§ **Provided data**:
━━━━━━━━━━━━━━━━━━━━
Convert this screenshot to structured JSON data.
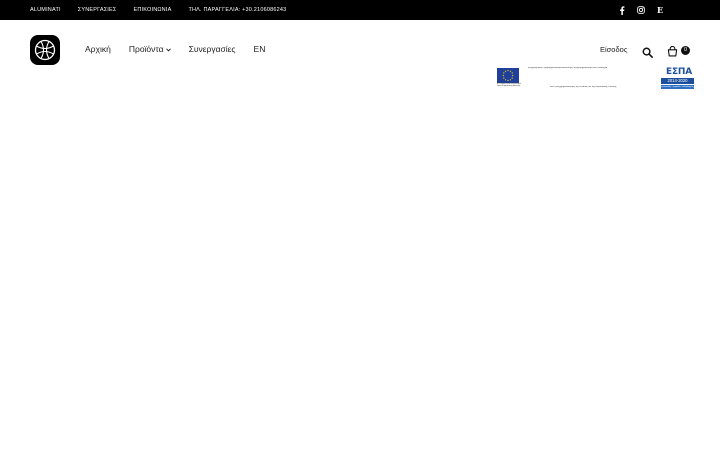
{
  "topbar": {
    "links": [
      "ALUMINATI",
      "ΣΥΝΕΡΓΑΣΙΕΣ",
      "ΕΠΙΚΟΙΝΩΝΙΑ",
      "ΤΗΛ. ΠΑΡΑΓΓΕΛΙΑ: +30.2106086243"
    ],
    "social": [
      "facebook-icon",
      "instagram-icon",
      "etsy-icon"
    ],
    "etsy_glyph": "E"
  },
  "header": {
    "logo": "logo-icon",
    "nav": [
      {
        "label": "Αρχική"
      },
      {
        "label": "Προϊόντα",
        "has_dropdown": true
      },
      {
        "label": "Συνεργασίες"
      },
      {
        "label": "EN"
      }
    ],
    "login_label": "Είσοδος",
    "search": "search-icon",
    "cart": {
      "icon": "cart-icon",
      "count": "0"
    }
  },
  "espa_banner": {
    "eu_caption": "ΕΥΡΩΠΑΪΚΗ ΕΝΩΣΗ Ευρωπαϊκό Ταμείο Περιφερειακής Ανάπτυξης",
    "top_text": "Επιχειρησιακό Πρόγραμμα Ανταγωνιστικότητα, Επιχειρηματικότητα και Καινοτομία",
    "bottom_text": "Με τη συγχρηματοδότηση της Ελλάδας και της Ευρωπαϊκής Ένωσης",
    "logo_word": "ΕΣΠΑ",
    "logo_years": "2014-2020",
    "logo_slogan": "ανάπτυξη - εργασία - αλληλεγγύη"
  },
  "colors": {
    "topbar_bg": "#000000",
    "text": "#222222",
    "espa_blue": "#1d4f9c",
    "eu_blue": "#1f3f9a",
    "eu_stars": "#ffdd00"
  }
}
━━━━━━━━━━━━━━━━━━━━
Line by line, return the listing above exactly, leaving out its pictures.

§ **Answer space**:
Convert this screenshot to structured JSON data.
{
  "topbar": {
    "links": [
      "ALUMINATI",
      "ΣΥΝΕΡΓΑΣΙΕΣ",
      "ΕΠΙΚΟΙΝΩΝΙΑ",
      "ΤΗΛ. ΠΑΡΑΓΓΕΛΙΑ: +30.2106086243"
    ],
    "social": [
      "facebook-icon",
      "instagram-icon",
      "etsy-icon"
    ],
    "etsy_glyph": "E"
  },
  "header": {
    "logo": "logo-icon",
    "nav": [
      {
        "label": "Αρχική"
      },
      {
        "label": "Προϊόντα",
        "has_dropdown": true
      },
      {
        "label": "Συνεργασίες"
      },
      {
        "label": "EN"
      }
    ],
    "login_label": "Είσοδος",
    "search": "search-icon",
    "cart": {
      "icon": "cart-icon",
      "count": "0"
    }
  },
  "espa_banner": {
    "eu_caption": "ΕΥΡΩΠΑΪΚΗ ΕΝΩΣΗ Ευρωπαϊκό Ταμείο Περιφερειακής Ανάπτυξης",
    "top_text": "Επιχειρησιακό Πρόγραμμα Ανταγωνιστικότητα, Επιχειρηματικότητα και Καινοτομία",
    "bottom_text": "Με τη συγχρηματοδότηση της Ελλάδας και της Ευρωπαϊκής Ένωσης",
    "logo_word": "ΕΣΠΑ",
    "logo_years": "2014-2020",
    "logo_slogan": "ανάπτυξη - εργασία - αλληλεγγύη"
  },
  "colors": {
    "topbar_bg": "#000000",
    "text": "#222222",
    "espa_blue": "#1d4f9c",
    "eu_blue": "#1f3f9a",
    "eu_stars": "#ffdd00"
  }
}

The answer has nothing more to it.